Key Thought for this session:
“The outcome of my life fits my priorities.”
Okay! So, how you feel about your life’s story can play a major role in determining your worldview.
Let’s spend a moment looking at how history has identified the main quests of humans... regarding life.
From the beginning of recorded history people have been concerned about happiness or what some call satisfaction. Aristotle saw happiness as ‘telos’ or the natural culmination of human existence. Cicero equated happiness with human virtue, a trait we have that exists separate from our circumstances. Still another ancient philosopher, Epicurus, saw happiness as the absence of pain and the presence of pleasure. While there have been different views of happiness and satisfaction throughout the ages, the pursuit of happiness has been paramount to the human condition. Thousands of years after the Greek philosophers, but several hundred years ago, the USA was founded on Thomas Jefferson’s claim of man’s inalienable right to the pursuit of happiness.
How one perceives satisfaction is generally seen as the key to understanding a person’s world view. It works a little like this - worldview of satisfaction then influences worldview of what is the “right” life. We may think of “right” as feeling good, being our true self, being righteous, perfect, or holy or just being a good person. Most importantly, how we define “right” is our worldview, which then leads us to actions we choose to produce satisfaction.

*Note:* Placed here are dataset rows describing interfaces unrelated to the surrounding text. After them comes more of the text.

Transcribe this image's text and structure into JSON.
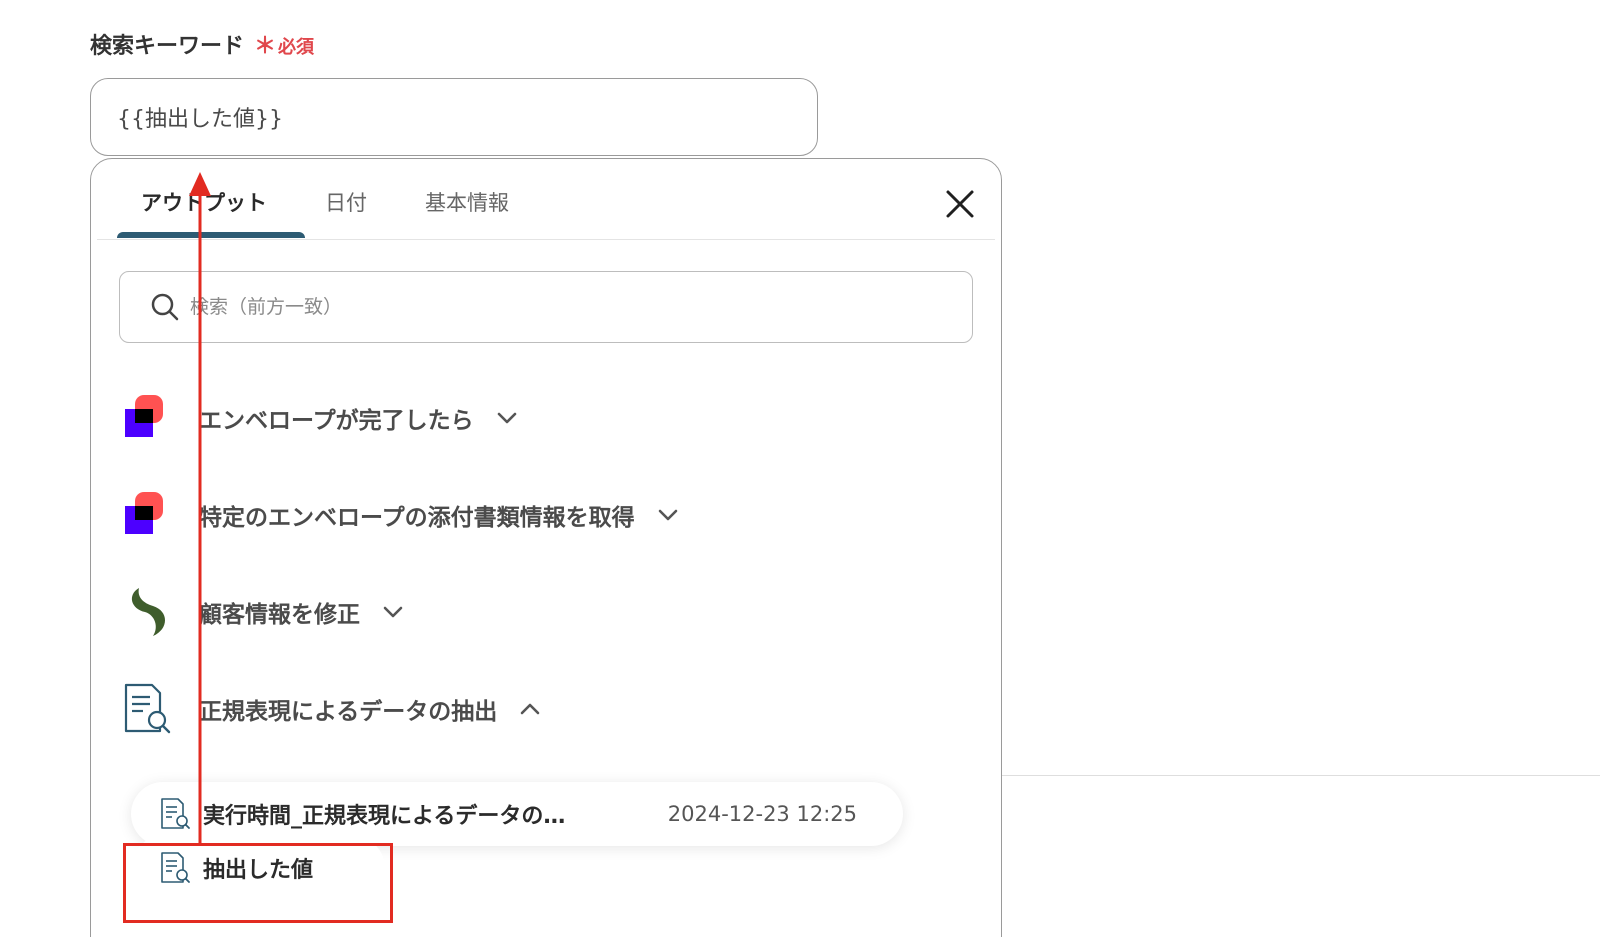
{
  "field": {
    "label": "検索キーワード",
    "required_star": "＊",
    "required_text": "必須",
    "value": "{{抽出した値}}"
  },
  "panel": {
    "tabs": [
      {
        "label": "アウトプット",
        "active": true
      },
      {
        "label": "日付",
        "active": false
      },
      {
        "label": "基本情報",
        "active": false
      }
    ],
    "close_icon": "close-icon",
    "search_placeholder": "検索（前方一致）",
    "sections": [
      {
        "label": "エンベロープが完了したら",
        "icon": "docusign-logo-icon",
        "expanded": false
      },
      {
        "label": "特定のエンベロープの添付書類情報を取得",
        "icon": "docusign-logo-icon",
        "expanded": false
      },
      {
        "label": "顧客情報を修正",
        "icon": "crescent-logo-icon",
        "expanded": false
      },
      {
        "label": "正規表現によるデータの抽出",
        "icon": "document-search-icon",
        "expanded": true
      }
    ],
    "outputs": [
      {
        "label": "実行時間_正規表現によるデータの…",
        "value": "2024-12-23 12:25"
      },
      {
        "label": "抽出した値",
        "value": ""
      }
    ]
  },
  "colors": {
    "accent_tab": "#2d5b73",
    "required": "#e0474c",
    "annotation": "#e22b21",
    "docusign_purple": "#4c00ff",
    "docusign_coral": "#ff5252",
    "crescent_green": "#3f5d2c"
  }
}
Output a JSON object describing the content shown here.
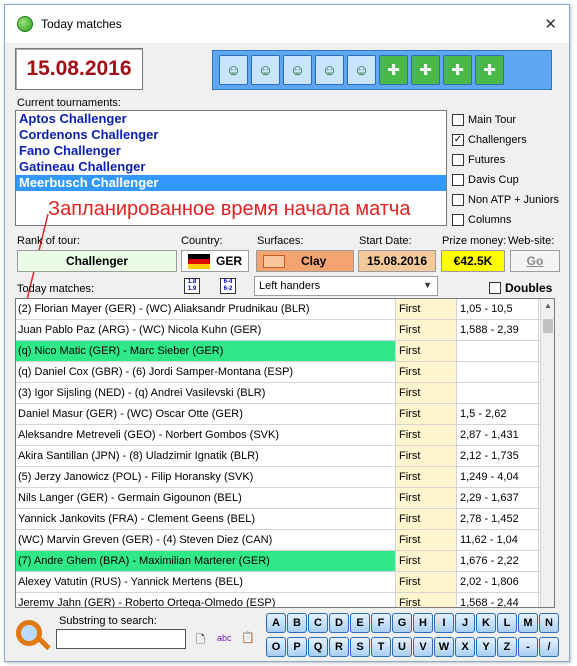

However, happiness or life satisfaction is complex. First of all, each form of life (the body, soul or spirit) can have its own direct influences on satisfaction, such as when you break your arm, you have physical pain. Yet, when the body experiences physical pain, the soul and the spirit are affected, too. Also, how the spirit is SATISFIED (maybe by some power outside of ourselves) can affect the thoughts and emotions of the soul, which can then influence the way we process physical pleasure or pain. How these three forms of life interact is a very important function of worldview.
Across the ages humanity has developed ways to study each form of life to determine truth about how each works and therefore how each can be satisfied. The physical sciences like biology, chemistry, physics and related studies have discovered how our natural world and the body works. Psychology, sociology, anthropology and their related studies have developed to reveal how the soul works as it thinks, feels and chooses what to do. Fields of study like philosophy, theology, and their variety of other approaches try to explain the invisible spirit world, attempting to find out how these invisible forces of our world influence what is real and true for us.
One main issue with worldview is - which form of life takes priority over the others with respect to satisfaction? On one end of the spectrum secular-humanists like Maslow have proposed that the body’s needs must be satisfied first, that there is no spirit, and that full actualization of the soul is the highest form of life that comes only after needs of the body, such as nutrition and safety, have been satisfied. On the other side of this spectrum of worldviews are theologians like Augustine, who claim that the spirit is the highest priority of life, from which all needs of the soul and body are understood. Every other worldview falls somewhere in between. This session is about exploring the particulars of what life really is. Where does it come from? What makes a good life? We suggest you consider that life satisfaction may result from the way the three life forms fit with each other, based on the priority or the way a person orders their needs.
You may have heard the saying, “for where your treasure is, there your heart will be also.” In this saying, treasure means what you value, and heart means your basic desires (or motives). Ultimately, your actions, that affect your life, will flow from what you feel is important. So, for this session we will focus on the memory principle: “the outcome of my life will fit my priorities.” Right? ...Because, the way my life turns out is a result of the priorities I have set for myself. So, again we are memorizing this for Session 3: “The outcome of my life will fit my priorities.”
Okay, so now I’d like to take a little time to focus specifically on the form of life we call the body.
The body seeks physical health, appearance, sensuality or physical pleasure and mobility. Many actions we take are based on our worldview of what physically satisfies us.
Let’s see what you think about satisfying the body.